  17. BUSINESS MANAGERíS RESPONSIBILITY PROFILE:Accountability, Specific responsibilities
  18. COMPENSATION AND BENEFITS:THE LEGAL CONTEXT OF HR MANAGEMENT, DEALING WITH ORGANIZED LABOR
  19. COMPENSATION AND BENEFITS (Continued):MOTIVATION IN THE WORKPLACE
  20. STRATEGIES FOR ENHANCING JOB SATISFACTION AND MORALE
  21. MANAGERIAL STYLES AND LEADERSHIP:Changing Patterns of Leadership
  22. MARKETING:What Is Marketing?, Marketing: Providing Value and Satisfaction
  23. THE MARKETING ENVIRONMENT:THE MARKETING MIX, Product differentiation
  24. MARKET RESEARCH:Market information, Market Segmentation, Market Trends
  25. MARKET RESEARCH PROCESS:Select the research design, Collecting and analyzing data
  26. MARKETING RESEARCH:Data Warehousing and Data Mining
  27. LEARNING EXPERIENCES OF STUDENTS EARNING LOWER LEVEL CREDIT:Discussion Topics, Market Segmentation
  28. UNDERSTANDING CONSUMER BEHAVIOR:The Consumer Buying Process
  29. THE DISTRIBUTION MIX:Intermediaries and Distribution Channels, Distribution of Business Products
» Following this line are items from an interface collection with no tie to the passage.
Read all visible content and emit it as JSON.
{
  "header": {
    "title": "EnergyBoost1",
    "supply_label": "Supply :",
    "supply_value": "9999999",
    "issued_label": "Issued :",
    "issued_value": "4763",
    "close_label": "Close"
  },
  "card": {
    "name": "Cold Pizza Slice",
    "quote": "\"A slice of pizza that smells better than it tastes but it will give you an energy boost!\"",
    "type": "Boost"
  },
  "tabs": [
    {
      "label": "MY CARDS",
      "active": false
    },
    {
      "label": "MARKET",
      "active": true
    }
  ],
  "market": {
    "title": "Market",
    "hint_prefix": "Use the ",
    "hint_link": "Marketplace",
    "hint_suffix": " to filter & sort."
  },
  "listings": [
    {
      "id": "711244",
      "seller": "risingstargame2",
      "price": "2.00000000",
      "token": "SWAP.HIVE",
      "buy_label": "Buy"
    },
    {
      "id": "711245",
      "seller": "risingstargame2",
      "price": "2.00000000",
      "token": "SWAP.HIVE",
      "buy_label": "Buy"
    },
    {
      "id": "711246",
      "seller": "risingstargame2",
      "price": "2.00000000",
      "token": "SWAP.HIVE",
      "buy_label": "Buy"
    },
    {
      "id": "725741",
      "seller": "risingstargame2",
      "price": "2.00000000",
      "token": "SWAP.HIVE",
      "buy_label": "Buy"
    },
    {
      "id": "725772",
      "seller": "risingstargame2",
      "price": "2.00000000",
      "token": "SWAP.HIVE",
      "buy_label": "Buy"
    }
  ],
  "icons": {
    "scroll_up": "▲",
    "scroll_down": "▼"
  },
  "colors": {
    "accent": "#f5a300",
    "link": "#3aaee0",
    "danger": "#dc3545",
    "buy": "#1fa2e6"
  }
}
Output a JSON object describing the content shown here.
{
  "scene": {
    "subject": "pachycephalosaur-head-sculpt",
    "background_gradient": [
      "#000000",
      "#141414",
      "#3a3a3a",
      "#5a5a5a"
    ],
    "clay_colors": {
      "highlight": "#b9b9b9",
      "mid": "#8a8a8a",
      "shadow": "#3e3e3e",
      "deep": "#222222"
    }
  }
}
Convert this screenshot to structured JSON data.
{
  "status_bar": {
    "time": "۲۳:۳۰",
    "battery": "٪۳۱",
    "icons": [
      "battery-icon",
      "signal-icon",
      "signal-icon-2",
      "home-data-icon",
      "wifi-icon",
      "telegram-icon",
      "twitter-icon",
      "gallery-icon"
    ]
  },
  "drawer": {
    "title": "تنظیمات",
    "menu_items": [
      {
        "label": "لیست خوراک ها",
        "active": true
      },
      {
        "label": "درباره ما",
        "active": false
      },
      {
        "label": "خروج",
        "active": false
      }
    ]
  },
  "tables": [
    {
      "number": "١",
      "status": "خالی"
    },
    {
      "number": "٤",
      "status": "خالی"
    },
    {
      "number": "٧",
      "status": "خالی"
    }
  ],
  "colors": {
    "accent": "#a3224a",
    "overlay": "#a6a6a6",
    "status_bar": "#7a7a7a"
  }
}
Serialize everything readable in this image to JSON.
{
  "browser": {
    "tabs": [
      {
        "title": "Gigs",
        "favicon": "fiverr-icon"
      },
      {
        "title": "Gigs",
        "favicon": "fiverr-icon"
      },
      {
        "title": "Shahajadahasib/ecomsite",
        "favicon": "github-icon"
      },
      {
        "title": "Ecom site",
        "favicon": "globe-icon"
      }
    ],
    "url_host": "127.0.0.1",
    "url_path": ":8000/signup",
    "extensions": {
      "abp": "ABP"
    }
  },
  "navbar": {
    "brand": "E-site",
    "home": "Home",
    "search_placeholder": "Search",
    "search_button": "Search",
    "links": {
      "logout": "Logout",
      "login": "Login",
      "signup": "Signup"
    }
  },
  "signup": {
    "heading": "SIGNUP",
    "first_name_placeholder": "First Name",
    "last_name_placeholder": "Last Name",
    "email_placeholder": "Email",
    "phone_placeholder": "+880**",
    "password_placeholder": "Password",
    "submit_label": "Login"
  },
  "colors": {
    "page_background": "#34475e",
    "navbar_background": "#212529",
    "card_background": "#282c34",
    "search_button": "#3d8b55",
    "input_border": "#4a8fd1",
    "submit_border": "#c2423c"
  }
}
  30. PHYSICAL DISTRIBUTION:Transportation Operations, Distribution as a Marketing Strategy
  31. PROMOTION:Information and Exchange Values, Promotional Strategies
  32. ADVERTISING PROMOTION:Advertising Strategies, Advertising Media
  33. PERSONAL SELLING:Personal Selling Situations, The Personal Selling Process
  34. SALES PROMOTIONS:Publicity and Public Relations, Promotional Practices in Small Business
  35. THE PRODUCTIVITY:Responding to the Productivity Challenge, Domestic Productivity
  36. THE PLANNING PROCESS:Strengths, Weaknesses, Threats
  37. TOTAL QUALITY MANAGEMENT:Planning for Quality, Controlling for Quality
  38. TOTAL QUALITY MANAGEMENT (continued):Tools for Total Quality Management
  39. TOTAL QUALITY MANAGEMENT (continued):Process Re-engineering, Emphasizing Quality of Work Life
  40. BUSINESS IN DIGITAL AGE:Types of Information Systems, Telecommunications and Networks
  41. NON-VERBAL COMMUNICATION MODES:Body Movement, Facial Expressions
  42. BUSINESS ORGANIZATIONS:Organization as a System
  43. ACCOUNTING:Accounting Information System, Financial versus Managerial Accounting
  44. TOOLS OF THE ACCOUNTING TRADE:Double-Entry Accounting, Assets
  45. FINANCIAL MANAGEMENT:The Role of the Financial Manager, Short-Term (Operating) Expenditures